Do We Really Need to Feel More Empathy?

4 min read

Several years ago, Matthieu Ricard, a monk who is an expert meditator, participated in a brain-imaging study led by empathy researcher Tania Singer. After watching a video on the intensely traumatic lives of children in a Romanian orphanage, Ricard empathized with the children for 2 hours while his brain was scanned. Singer then offered to take a break before scanning him during a compassion meditation. He declined to take a break because he was finding the suffering unbearable and wanted to switch to compassion immediately to “soak” that suffering in loving-kindness (Mindful Living Community, 2021).

Illustrating that empathy and compassion are not on a functional continuum, and that so-called compassion fatigue would be more accurately called empathy fatigue, the imaging from this study showed neural pain pathways lighting up in Ricard’s brain when he empathized and reward pathways lighting up when he practiced loving-kindness compassion.

From the Internal Family Systems (IFS) perspective, what can we learn from this study?


When an internal system of parts (or subpersonalities) is dominated by the likes of wall parts (who show up as literal walls and block access to hurt parts as well as information about the past), dissociative parts, compliant parts, angry parts, narcissistic parts, intransigent nonverbal parts, and so on, it pays to remember that they take on these roles in order to banish emotional pain that doesn’t turn off, and they can’t be expected to welcome more pain. Yet to empathize with pain is to feel pain.

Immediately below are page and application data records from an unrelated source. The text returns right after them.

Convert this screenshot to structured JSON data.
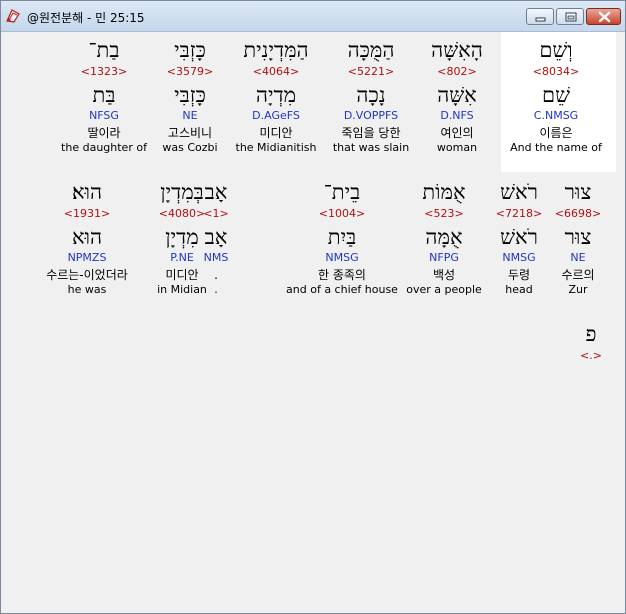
{
  "window": {
    "title": "@원전분해 - 민 25:15",
    "icon": "bible-app-icon",
    "controls": [
      "minimize-icon",
      "maximize-icon",
      "close-icon"
    ]
  },
  "rows": [
    {
      "words": [
        {
          "heb": "וְשֵׁם",
          "strong": "<8034>",
          "lex": "שֵׁם",
          "morph": "C.NMSG",
          "kor": "이름은",
          "eng": "And the name of"
        },
        {
          "heb": "הָאִשָּׁה",
          "strong": "<802>",
          "lex": "אִשָּׁה",
          "morph": "D.NFS",
          "kor": "여인의",
          "eng": "woman"
        },
        {
          "heb": "הַמֻּכָּה",
          "strong": "<5221>",
          "lex": "נָכָה",
          "morph": "D.VOPPFS",
          "kor": "죽임을 당한",
          "eng": "that was slain"
        },
        {
          "heb": "הַמִּדְיָנִית",
          "strong": "<4064>",
          "lex": "מִדְיָה",
          "morph": "D.AGeFS",
          "kor": "미디안",
          "eng": "the Midianitish"
        },
        {
          "heb": "כָּזְבִּי",
          "strong": "<3579>",
          "lex": "כָּזְבִּי",
          "morph": "NE",
          "kor": "고스비니",
          "eng": "was Cozbi"
        },
        {
          "heb": "בַת־",
          "strong": "<1323>",
          "lex": "בַּת",
          "morph": "NFSG",
          "kor": "딸이라",
          "eng": "the daughter of"
        }
      ]
    },
    {
      "words": [
        {
          "heb": "צוּר",
          "strong": "<6698>",
          "lex": "צוּר",
          "morph": "NE",
          "kor": "수르의",
          "eng": "Zur"
        },
        {
          "heb": "רֹאשׁ",
          "strong": "<7218>",
          "lex": "רֹאשׁ",
          "morph": "NMSG",
          "kor": "두령",
          "eng": "head"
        },
        {
          "heb": "אֻמּוֹת",
          "strong": "<523>",
          "lex": "אֻמָּה",
          "morph": "NFPG",
          "kor": "백성",
          "eng": "over a people"
        },
        {
          "heb": "בֵית־",
          "strong": "<1004>",
          "lex": "בַּיִת",
          "morph": "NMSG",
          "kor": "한 종족의",
          "eng": "and of a chief house"
        },
        {
          "heb": "אָב",
          "strong": "<1>",
          "lex": "אָב",
          "morph": "NMS",
          "kor": ".",
          "eng": "."
        },
        {
          "heb": "בְּמִדְיָן",
          "strong": "<4080>",
          "lex": "מִדְיָן",
          "morph": "P.NE",
          "kor": "미디안",
          "eng": "in Midian"
        },
        {
          "heb": "הוּא׃",
          "strong": "<1931>",
          "lex": "הוּא",
          "morph": "NPMZS",
          "kor": "수르는-이었더라",
          "eng": "he was"
        }
      ]
    },
    {
      "words": [
        {
          "heb": "פ",
          "strong": "<.>"
        }
      ]
    }
  ]
}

Empathy thus poses a Goldilocks dilemma. Therapists can have too much or too little empathy for their clients, clients can have too much or too little empathy for the people in their lives, and our parts can have too much or too little empathy for each other. Too much empathy motivates protective parts to suppress feelings, whereas too little signals that protectors have already shut feelings down. Empathy itself is not the culprit, nor is it a cure-all. We don’t need our parts to have less empathy, and we couldn’t make that happen anyway. To give our parts internal stability, we need, as Singer’s research tells us, a good blueprint for accessing compassion.

The Self

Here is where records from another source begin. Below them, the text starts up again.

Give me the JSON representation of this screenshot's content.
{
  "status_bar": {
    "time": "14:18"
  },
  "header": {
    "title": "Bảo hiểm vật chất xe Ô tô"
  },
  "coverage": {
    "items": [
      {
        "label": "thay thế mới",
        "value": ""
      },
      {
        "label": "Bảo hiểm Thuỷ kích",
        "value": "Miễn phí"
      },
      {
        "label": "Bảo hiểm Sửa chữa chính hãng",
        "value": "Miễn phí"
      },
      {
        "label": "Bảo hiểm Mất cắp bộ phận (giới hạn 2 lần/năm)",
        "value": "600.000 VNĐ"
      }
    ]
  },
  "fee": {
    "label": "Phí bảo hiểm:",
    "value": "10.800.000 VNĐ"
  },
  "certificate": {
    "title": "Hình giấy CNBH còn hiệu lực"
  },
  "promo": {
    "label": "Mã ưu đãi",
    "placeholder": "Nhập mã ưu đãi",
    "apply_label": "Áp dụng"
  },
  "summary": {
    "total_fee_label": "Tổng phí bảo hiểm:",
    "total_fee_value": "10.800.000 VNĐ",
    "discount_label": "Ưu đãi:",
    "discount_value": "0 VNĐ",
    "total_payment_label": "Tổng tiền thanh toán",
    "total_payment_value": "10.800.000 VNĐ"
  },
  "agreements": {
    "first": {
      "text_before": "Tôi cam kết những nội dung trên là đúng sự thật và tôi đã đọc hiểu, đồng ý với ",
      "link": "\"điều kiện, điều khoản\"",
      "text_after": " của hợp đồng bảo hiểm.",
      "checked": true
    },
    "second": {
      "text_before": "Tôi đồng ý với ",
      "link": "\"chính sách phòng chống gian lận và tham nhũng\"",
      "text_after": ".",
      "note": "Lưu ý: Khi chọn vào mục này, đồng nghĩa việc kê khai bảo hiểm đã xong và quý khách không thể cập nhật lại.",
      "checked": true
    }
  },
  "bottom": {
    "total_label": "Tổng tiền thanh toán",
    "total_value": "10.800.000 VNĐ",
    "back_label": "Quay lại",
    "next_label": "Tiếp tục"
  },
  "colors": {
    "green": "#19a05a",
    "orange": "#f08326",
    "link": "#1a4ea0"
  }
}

IFS asserts that the psyche consists of a community of parts who have the capacity to experience a range of feelings from very negative to very positive, and a contrasting resource, a wellspring of centered, open-hearted feelings and cognitive states, including compassion, curiosity, courage, and clarity, which IFS calls the Self. Philosophers call this arrangement a unity of opposites: Without light we wouldn’t have (or even need the concept of) darkness because we would only know darkness. Without death we would not have a concept of life, and so on. Pairs of opposites define each other. We can think of parts and the Self as such a pair. The ultimate success of IFS depends on both clients and therapists having good access to both forms of consciousness. When our parts make room for the Self, we feel mentally spacious, compassionate, and able to be curious rather than reactive. We get a bird’s-eye view of ourselves, other people, and events.

When we legitimize our wounded vulnerable parts with love, leading from our Self, we help them let go of their fear and shamefulness and they, in turn, stop overloading the internal system with personal and vicarious pain. With this in mind, I am guided by this simple, user-friendly formula: Psychic parts often feel pain. Sometimes it’s their pain, and sometimes the pain originated with someone else. Either way, when they feel pain, they need help. The Self, which is fully aware of their pain and feels compassion, is there to help. Our ticket to freedom isn’t empathy between parts, inside or out; it’s the Self’s love and compassion for all parts.

Excerpted (and edited for this publication) from my book Internal Family Systems Therapy for Shame and Guilt. Guilford Press. Copyright Martha Sweezy

You May Also Like

More From Author

+ There are no comments

Add yours